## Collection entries
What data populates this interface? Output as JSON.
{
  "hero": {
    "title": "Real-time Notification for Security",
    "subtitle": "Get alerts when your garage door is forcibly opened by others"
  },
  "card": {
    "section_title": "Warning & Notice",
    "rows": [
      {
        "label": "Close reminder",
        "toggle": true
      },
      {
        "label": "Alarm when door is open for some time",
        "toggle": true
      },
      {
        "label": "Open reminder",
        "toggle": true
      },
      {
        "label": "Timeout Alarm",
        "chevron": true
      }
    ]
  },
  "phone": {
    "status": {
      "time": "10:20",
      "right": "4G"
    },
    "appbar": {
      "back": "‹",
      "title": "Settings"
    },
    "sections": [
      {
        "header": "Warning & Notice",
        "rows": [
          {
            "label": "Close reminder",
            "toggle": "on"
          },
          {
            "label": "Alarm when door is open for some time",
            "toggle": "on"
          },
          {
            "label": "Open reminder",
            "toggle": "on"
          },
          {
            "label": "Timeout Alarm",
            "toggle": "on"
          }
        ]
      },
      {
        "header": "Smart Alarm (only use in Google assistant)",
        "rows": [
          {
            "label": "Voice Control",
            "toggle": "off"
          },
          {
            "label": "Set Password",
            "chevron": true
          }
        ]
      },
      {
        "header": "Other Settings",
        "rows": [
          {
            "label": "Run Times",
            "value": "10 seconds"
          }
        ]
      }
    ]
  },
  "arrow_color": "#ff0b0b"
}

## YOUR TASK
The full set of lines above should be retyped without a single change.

## RESULT
What data populates this interface? Output as JSON.
{
  "hero": {
    "title": "Real-time Notification for Security",
    "subtitle": "Get alerts when your garage door is forcibly opened by others"
  },
  "card": {
    "section_title": "Warning & Notice",
    "rows": [
      {
        "label": "Close reminder",
        "toggle": true
      },
      {
        "label": "Alarm when door is open for some time",
        "toggle": true
      },
      {
        "label": "Open reminder",
        "toggle": true
      },
      {
        "label": "Timeout Alarm",
        "chevron": true
      }
    ]
  },
  "phone": {
    "status": {
      "time": "10:20",
      "right": "4G"
    },
    "appbar": {
      "back": "‹",
      "title": "Settings"
    },
    "sections": [
      {
        "header": "Warning & Notice",
        "rows": [
          {
            "label": "Close reminder",
            "toggle": "on"
          },
          {
            "label": "Alarm when door is open for some time",
            "toggle": "on"
          },
          {
            "label": "Open reminder",
            "toggle": "on"
          },
          {
            "label": "Timeout Alarm",
            "toggle": "on"
          }
        ]
      },
      {
        "header": "Smart Alarm (only use in Google assistant)",
        "rows": [
          {
            "label": "Voice Control",
            "toggle": "off"
          },
          {
            "label": "Set Password",
            "chevron": true
          }
        ]
      },
      {
        "header": "Other Settings",
        "rows": [
          {
            "label": "Run Times",
            "value": "10 seconds"
          }
        ]
      }
    ]
  },
  "arrow_color": "#ff0b0b"
}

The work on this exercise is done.